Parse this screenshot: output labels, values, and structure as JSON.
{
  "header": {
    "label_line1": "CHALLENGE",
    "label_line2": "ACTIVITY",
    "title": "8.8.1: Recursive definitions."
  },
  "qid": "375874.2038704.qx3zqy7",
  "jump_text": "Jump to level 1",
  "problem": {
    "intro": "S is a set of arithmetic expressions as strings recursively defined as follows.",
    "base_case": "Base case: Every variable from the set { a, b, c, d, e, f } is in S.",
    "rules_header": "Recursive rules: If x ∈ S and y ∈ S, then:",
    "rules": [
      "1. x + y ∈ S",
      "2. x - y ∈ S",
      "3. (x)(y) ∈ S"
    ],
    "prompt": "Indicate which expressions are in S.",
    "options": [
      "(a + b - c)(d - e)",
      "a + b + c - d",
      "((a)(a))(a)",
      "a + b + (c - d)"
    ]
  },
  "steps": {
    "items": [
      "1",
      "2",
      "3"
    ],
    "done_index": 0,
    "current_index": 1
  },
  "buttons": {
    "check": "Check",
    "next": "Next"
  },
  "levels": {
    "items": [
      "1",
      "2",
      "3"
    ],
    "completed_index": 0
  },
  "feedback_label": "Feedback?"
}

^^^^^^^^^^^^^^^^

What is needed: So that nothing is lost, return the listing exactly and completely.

Expected output:
Parse this screenshot: output labels, values, and structure as JSON.
{
  "header": {
    "label_line1": "CHALLENGE",
    "label_line2": "ACTIVITY",
    "title": "8.8.1: Recursive definitions."
  },
  "qid": "375874.2038704.qx3zqy7",
  "jump_text": "Jump to level 1",
  "problem": {
    "intro": "S is a set of arithmetic expressions as strings recursively defined as follows.",
    "base_case": "Base case: Every variable from the set { a, b, c, d, e, f } is in S.",
    "rules_header": "Recursive rules: If x ∈ S and y ∈ S, then:",
    "rules": [
      "1. x + y ∈ S",
      "2. x - y ∈ S",
      "3. (x)(y) ∈ S"
    ],
    "prompt": "Indicate which expressions are in S.",
    "options": [
      "(a + b - c)(d - e)",
      "a + b + c - d",
      "((a)(a))(a)",
      "a + b + (c - d)"
    ]
  },
  "steps": {
    "items": [
      "1",
      "2",
      "3"
    ],
    "done_index": 0,
    "current_index": 1
  },
  "buttons": {
    "check": "Check",
    "next": "Next"
  },
  "levels": {
    "items": [
      "1",
      "2",
      "3"
    ],
    "completed_index": 0
  },
  "feedback_label": "Feedback?"
}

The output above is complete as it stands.